__INSTRUCTIONS FOR THE TASK__
Your copy of the data should match it exactly, leaving out only the pictures.

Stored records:
┌──

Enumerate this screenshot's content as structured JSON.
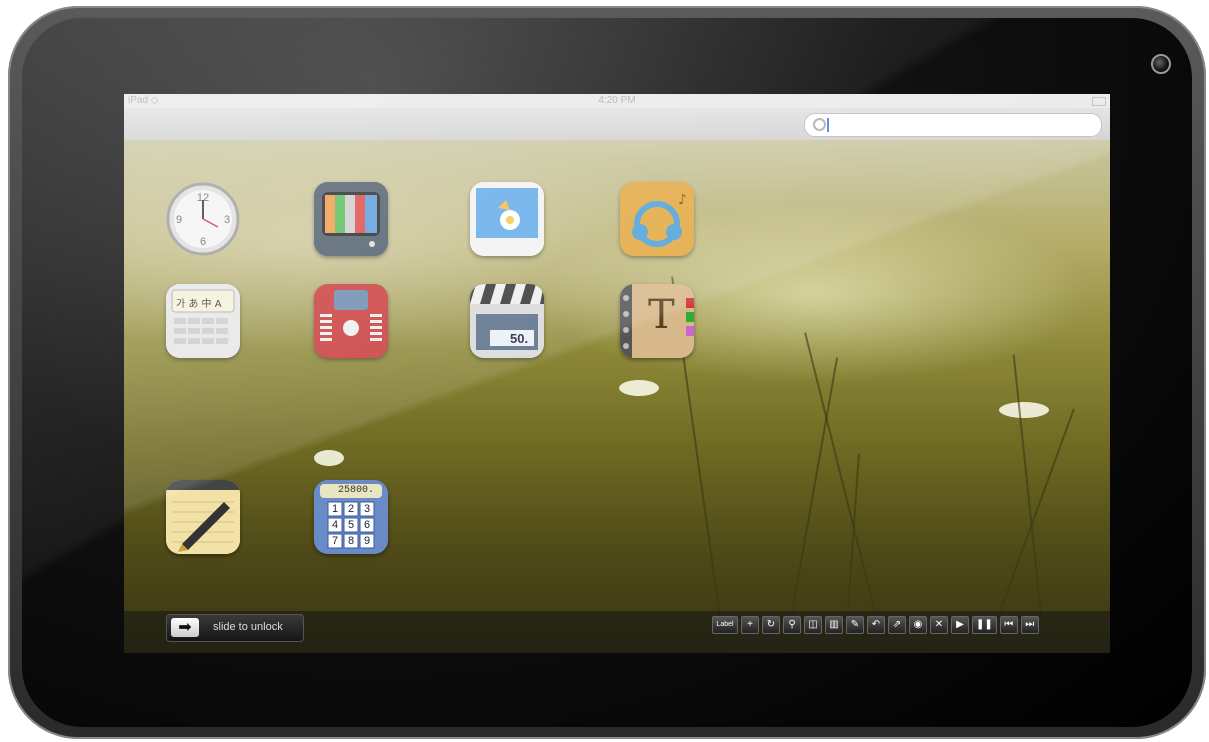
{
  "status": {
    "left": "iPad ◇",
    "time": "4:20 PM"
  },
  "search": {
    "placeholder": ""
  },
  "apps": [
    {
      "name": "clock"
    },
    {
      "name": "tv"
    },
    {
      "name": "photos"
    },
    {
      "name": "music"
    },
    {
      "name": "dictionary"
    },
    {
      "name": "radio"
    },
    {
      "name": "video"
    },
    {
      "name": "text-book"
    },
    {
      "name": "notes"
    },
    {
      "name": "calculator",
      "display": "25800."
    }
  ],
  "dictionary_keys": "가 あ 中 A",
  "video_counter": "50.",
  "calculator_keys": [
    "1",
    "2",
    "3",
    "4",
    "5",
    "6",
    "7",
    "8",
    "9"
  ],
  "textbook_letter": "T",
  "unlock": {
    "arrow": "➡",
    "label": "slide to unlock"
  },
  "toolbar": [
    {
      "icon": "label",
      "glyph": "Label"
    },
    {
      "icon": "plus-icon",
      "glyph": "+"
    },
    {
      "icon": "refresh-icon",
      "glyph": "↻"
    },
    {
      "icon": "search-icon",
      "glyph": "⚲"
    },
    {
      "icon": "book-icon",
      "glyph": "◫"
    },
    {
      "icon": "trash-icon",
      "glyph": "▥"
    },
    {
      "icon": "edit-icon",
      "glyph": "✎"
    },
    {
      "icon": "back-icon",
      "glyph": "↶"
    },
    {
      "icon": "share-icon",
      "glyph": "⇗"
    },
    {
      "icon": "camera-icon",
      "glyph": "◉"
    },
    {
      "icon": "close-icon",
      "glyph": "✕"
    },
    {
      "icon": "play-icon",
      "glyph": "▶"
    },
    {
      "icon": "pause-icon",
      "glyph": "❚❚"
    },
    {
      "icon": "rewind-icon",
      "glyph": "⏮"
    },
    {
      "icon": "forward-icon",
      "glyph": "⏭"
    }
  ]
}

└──

__WRITTEN ANSWER__
Enumerate this screenshot's content as structured JSON.
{
  "status": {
    "left": "iPad ◇",
    "time": "4:20 PM"
  },
  "search": {
    "placeholder": ""
  },
  "apps": [
    {
      "name": "clock"
    },
    {
      "name": "tv"
    },
    {
      "name": "photos"
    },
    {
      "name": "music"
    },
    {
      "name": "dictionary"
    },
    {
      "name": "radio"
    },
    {
      "name": "video"
    },
    {
      "name": "text-book"
    },
    {
      "name": "notes"
    },
    {
      "name": "calculator",
      "display": "25800."
    }
  ],
  "dictionary_keys": "가 あ 中 A",
  "video_counter": "50.",
  "calculator_keys": [
    "1",
    "2",
    "3",
    "4",
    "5",
    "6",
    "7",
    "8",
    "9"
  ],
  "textbook_letter": "T",
  "unlock": {
    "arrow": "➡",
    "label": "slide to unlock"
  },
  "toolbar": [
    {
      "icon": "label",
      "glyph": "Label"
    },
    {
      "icon": "plus-icon",
      "glyph": "+"
    },
    {
      "icon": "refresh-icon",
      "glyph": "↻"
    },
    {
      "icon": "search-icon",
      "glyph": "⚲"
    },
    {
      "icon": "book-icon",
      "glyph": "◫"
    },
    {
      "icon": "trash-icon",
      "glyph": "▥"
    },
    {
      "icon": "edit-icon",
      "glyph": "✎"
    },
    {
      "icon": "back-icon",
      "glyph": "↶"
    },
    {
      "icon": "share-icon",
      "glyph": "⇗"
    },
    {
      "icon": "camera-icon",
      "glyph": "◉"
    },
    {
      "icon": "close-icon",
      "glyph": "✕"
    },
    {
      "icon": "play-icon",
      "glyph": "▶"
    },
    {
      "icon": "pause-icon",
      "glyph": "❚❚"
    },
    {
      "icon": "rewind-icon",
      "glyph": "⏮"
    },
    {
      "icon": "forward-icon",
      "glyph": "⏭"
    }
  ]
}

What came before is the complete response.